Kim Barnes, author of In the Kingdom of Men
I love different books for different reasons: some for their unforgettable characters and lyrical language, others for the magical risks they take. Sam Cheng’s Southern Cross the Dog begins with the Great Mississippi Flood of 1927. It is so wildly and deeply imagined that it stays with me at every level.
Juliet Pickering, Literary Agent at Blake Friedmann
2013 saw some of my favourite authors published – George Saunders, Kate Atkinson and Donna Tartt, to name but three – so this is a very difficult decision. But I’m going to dodge the impossible fiction choice and opt for You’re All Just Jealous of My Jetpack by Tom Gauld, because it’s brilliantly funny on the quandaries of writers (and everyone else!) and I’ve gifted it far and wide.
James Scott, author of The Kept

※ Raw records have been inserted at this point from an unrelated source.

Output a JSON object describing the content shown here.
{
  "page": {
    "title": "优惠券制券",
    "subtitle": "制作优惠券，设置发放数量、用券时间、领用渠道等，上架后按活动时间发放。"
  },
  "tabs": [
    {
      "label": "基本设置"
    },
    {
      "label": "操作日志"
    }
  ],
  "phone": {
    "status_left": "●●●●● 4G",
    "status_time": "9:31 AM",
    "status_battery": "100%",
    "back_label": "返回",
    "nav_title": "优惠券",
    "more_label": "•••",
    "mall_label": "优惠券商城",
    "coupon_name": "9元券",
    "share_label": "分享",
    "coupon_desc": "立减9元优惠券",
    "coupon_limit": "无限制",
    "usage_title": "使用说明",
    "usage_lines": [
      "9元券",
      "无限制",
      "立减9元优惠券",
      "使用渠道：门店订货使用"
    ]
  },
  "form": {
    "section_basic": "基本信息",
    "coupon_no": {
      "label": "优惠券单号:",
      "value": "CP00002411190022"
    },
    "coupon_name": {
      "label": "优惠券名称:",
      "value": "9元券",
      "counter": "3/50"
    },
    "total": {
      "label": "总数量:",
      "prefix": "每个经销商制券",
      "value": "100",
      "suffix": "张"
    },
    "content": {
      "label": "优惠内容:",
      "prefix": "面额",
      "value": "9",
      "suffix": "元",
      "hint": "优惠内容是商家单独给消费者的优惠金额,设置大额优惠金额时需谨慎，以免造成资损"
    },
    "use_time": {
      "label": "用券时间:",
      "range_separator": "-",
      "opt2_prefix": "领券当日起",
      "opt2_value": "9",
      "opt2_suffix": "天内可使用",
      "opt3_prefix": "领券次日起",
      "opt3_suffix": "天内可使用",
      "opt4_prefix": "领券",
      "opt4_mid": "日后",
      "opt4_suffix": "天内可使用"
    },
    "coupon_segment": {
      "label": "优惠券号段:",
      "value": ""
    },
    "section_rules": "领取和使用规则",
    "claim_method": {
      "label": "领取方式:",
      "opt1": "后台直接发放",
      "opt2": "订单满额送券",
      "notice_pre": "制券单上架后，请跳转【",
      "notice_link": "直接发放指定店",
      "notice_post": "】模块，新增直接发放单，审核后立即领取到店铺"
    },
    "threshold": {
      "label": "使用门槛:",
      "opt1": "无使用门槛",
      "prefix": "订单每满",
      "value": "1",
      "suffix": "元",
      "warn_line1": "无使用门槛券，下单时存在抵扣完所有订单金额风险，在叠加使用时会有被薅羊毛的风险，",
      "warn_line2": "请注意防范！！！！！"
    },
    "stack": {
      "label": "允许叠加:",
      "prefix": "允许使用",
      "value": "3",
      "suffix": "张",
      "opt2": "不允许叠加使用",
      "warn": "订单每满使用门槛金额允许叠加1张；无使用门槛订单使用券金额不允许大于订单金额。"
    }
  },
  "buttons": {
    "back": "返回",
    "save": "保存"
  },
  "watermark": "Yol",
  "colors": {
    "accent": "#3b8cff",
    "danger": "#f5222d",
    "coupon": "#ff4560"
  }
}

There were so many books I loved this year, including some excellent story collections – Laura van den Berg’s Isle of Youth, Ethan Rutherford’s The Peripatetic Coffin and Other Stories, George Saunder’s Tenth of December, Tom Perrotta’s Nine Inches – and some sprawling epics – my favorite being Philipp Meyer’s The Son – but what captivated me most was Daniel Woodrell’s The Maid’s Version, a slim little volume that combined the power of both.
Matthew O’Donoghue, Publisher Liaison at Waterstones
It happens all too rarely, the book that turns up, quietly, and connects with you in such a deep and profound way that you feel somehow more complete, somehow more concrete and less abstract, having read it. It does happen though, and in January this year it was Tenth of December by George Saunders that looked me straight in the eye, did God’s work, and set a standard that everything else I read in 2013, to some extent, failed to match up to. A handful of books kept pace but none managed to be as enjoyable, wise, sad, funny, warm, hopeful, worried and unsentimental as this one.
What was your book of the year? Tell us on Twitter @WindmillBooks